Long non-coding RNAs keep diabetes at bay

Long non-coding RNAs keep diabetes at bay

Unlike what we commonly refer to as 'genes', 'Long noncoding RNA' (LncRNAs) do not lead to the production of proteins that our cells, and thus our entire bodies are made of.

Previously, it was believed that LncRNAs served no major purpose in cells, but new research now shows that one of these LncRNAs termed 'LincIRS2' is important for safeguarding our metabolism as LincIRS2 loss favors development of metabolic complications in mice.

In my estimate, only the function of less than 100 of the nearly 60,000 LncRNAs encoded in our genomes has been truly understood says the senior author.

In clear comparison, researchers have largely understood the function of the 20,344 genes that encode proteins.

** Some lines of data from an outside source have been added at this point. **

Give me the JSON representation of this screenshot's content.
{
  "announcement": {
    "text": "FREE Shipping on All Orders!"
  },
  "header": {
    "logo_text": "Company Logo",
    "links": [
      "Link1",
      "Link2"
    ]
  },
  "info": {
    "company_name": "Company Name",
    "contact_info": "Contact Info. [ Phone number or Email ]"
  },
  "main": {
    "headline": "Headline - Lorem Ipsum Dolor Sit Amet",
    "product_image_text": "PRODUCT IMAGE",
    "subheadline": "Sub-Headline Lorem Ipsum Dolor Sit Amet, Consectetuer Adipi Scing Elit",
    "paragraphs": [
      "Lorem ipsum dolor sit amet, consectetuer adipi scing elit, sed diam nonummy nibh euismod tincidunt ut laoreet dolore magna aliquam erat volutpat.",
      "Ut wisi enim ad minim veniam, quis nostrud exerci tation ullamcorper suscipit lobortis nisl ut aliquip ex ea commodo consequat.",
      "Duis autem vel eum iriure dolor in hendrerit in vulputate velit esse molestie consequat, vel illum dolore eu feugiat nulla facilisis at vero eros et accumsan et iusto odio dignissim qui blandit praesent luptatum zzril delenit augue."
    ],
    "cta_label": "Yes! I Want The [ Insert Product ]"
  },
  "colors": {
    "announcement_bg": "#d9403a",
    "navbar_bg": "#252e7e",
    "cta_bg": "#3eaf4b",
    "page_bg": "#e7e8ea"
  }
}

That's why it's so exciting that we were able to identify the key role of this particular LncRNA using mice as a model organism, the author says. In addition, we were able to delineate a new, exciting mechanisms for how LncRNAs themselves are controlled.

Using the 'molecular scissor' CRISPR/Cas9, the research team succeeded in cutting out LincIRS2 from the mouse's genome. Next, the researchers observed that mice lacking LincIRS2 developed metabolic complications like elevated blood sugar levels when the LncRNA had been deactivated. Conversely, when performing treatments that activate LincIRS2, mice maintained healthy blood sugar levels even when becoming obese.

lncRNAs are lost in diabetic humans. LncRNA promoter analyses, global cistrome and gain-of-function analyses confirm that increased MAFG signaling duringdiet-induced obesity curbs lncRNA expression. Silencing Mafg in mouse hepatocytes and obese mice elicits a fasting-like gene expression profile, improves glucose metabolism, de-represses lncRNAs and impairs mammalian target of rapamycin (mTOR) activation.

The authors find that obesity-repressed LincIRS2 is controlled by MAFG and observe that genetic and RNAi-mediated LincIRS2 loss causes elevated blood glucose, insulin resistance and aberrant glucose output in lean mice.

It is difficult to predict exactly how this new knowledge can be used, but it is intriguing to speculate that restoring or inhibiting specific LncRNAs could be used to treat diabetic patients or other metabolic disorders one day, says the senior author. The research team just published these new findings in the prestigious journal Nature Communications.